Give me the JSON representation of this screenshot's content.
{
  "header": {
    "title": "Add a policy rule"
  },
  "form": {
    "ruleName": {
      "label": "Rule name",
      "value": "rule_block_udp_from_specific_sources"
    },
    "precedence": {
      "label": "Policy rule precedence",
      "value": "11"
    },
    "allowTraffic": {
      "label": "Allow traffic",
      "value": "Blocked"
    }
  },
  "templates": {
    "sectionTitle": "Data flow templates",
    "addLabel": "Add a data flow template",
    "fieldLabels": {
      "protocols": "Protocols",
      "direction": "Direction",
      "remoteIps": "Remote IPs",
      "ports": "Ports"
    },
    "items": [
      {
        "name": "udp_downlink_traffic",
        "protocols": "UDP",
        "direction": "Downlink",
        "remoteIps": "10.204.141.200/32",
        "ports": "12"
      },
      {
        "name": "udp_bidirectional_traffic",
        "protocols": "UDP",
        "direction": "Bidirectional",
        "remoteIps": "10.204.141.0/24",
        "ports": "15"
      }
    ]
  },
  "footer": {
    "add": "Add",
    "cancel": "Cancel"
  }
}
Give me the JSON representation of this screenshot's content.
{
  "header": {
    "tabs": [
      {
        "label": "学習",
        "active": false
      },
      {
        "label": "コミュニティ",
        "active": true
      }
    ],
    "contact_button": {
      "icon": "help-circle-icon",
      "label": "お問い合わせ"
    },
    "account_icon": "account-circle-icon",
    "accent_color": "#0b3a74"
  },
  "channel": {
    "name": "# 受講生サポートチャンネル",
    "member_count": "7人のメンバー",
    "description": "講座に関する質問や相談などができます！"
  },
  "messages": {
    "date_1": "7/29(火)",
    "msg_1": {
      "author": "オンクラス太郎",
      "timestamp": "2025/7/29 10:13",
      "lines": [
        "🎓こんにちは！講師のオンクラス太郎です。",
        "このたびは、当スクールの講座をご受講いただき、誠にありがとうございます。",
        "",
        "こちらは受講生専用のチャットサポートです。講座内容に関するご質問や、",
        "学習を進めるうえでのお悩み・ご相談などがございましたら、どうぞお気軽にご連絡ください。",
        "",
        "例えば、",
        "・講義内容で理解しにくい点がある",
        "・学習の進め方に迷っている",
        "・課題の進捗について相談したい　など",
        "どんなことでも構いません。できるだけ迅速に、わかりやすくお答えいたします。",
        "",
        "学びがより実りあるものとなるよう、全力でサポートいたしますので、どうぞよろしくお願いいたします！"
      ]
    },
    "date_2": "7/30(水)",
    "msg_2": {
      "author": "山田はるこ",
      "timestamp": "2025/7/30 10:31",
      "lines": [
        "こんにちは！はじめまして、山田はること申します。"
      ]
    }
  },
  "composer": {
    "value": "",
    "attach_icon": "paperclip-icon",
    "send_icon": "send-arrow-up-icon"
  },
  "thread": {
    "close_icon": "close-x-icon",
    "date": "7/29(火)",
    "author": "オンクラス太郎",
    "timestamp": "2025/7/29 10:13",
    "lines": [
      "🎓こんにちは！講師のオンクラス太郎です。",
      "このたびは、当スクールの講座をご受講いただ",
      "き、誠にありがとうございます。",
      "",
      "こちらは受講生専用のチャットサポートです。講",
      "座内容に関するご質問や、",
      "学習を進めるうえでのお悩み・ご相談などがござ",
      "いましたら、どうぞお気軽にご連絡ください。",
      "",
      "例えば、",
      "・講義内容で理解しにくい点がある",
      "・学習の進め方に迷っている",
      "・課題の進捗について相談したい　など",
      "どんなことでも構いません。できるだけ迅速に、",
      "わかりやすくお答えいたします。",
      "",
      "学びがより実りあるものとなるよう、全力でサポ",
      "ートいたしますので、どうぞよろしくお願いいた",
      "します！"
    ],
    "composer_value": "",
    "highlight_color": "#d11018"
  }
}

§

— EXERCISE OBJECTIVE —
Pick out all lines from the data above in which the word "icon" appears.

— RESPONSE —
      "icon": "help-circle-icon",
    "account_icon": "account-circle-icon",
    "attach_icon": "paperclip-icon",
    "send_icon": "send-arrow-up-icon"
    "close_icon": "close-x-icon",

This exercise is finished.